(Beginning of Data extracts)

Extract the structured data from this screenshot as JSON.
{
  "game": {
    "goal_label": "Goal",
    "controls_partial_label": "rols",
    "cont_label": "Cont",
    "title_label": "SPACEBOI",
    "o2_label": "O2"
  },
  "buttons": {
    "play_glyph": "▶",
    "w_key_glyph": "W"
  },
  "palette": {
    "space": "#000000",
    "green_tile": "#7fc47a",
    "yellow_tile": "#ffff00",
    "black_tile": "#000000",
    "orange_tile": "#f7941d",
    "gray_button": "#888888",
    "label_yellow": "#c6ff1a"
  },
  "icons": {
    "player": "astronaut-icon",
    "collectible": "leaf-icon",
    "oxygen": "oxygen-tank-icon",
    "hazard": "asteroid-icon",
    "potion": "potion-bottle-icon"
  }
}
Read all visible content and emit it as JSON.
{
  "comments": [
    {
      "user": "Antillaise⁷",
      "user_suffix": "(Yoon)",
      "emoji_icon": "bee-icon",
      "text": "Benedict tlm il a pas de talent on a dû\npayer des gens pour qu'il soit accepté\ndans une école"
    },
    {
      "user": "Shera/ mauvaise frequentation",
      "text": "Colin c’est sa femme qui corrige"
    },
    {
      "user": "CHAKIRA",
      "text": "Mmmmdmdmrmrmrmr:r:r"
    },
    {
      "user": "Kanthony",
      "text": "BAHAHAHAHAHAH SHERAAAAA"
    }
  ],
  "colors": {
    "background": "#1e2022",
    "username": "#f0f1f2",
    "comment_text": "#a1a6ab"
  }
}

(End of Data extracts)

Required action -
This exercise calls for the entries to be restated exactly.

Exercise result -
Extract the structured data from this screenshot as JSON.
{
  "game": {
    "goal_label": "Goal",
    "controls_partial_label": "rols",
    "cont_label": "Cont",
    "title_label": "SPACEBOI",
    "o2_label": "O2"
  },
  "buttons": {
    "play_glyph": "▶",
    "w_key_glyph": "W"
  },
  "palette": {
    "space": "#000000",
    "green_tile": "#7fc47a",
    "yellow_tile": "#ffff00",
    "black_tile": "#000000",
    "orange_tile": "#f7941d",
    "gray_button": "#888888",
    "label_yellow": "#c6ff1a"
  },
  "icons": {
    "player": "astronaut-icon",
    "collectible": "leaf-icon",
    "oxygen": "oxygen-tank-icon",
    "hazard": "asteroid-icon",
    "potion": "potion-bottle-icon"
  }
}
Read all visible content and emit it as JSON.
{
  "comments": [
    {
      "user": "Antillaise⁷",
      "user_suffix": "(Yoon)",
      "emoji_icon": "bee-icon",
      "text": "Benedict tlm il a pas de talent on a dû\npayer des gens pour qu'il soit accepté\ndans une école"
    },
    {
      "user": "Shera/ mauvaise frequentation",
      "text": "Colin c’est sa femme qui corrige"
    },
    {
      "user": "CHAKIRA",
      "text": "Mmmmdmdmrmrmrmr:r:r"
    },
    {
      "user": "Kanthony",
      "text": "BAHAHAHAHAHAH SHERAAAAA"
    }
  ],
  "colors": {
    "background": "#1e2022",
    "username": "#f0f1f2",
    "comment_text": "#a1a6ab"
  }
}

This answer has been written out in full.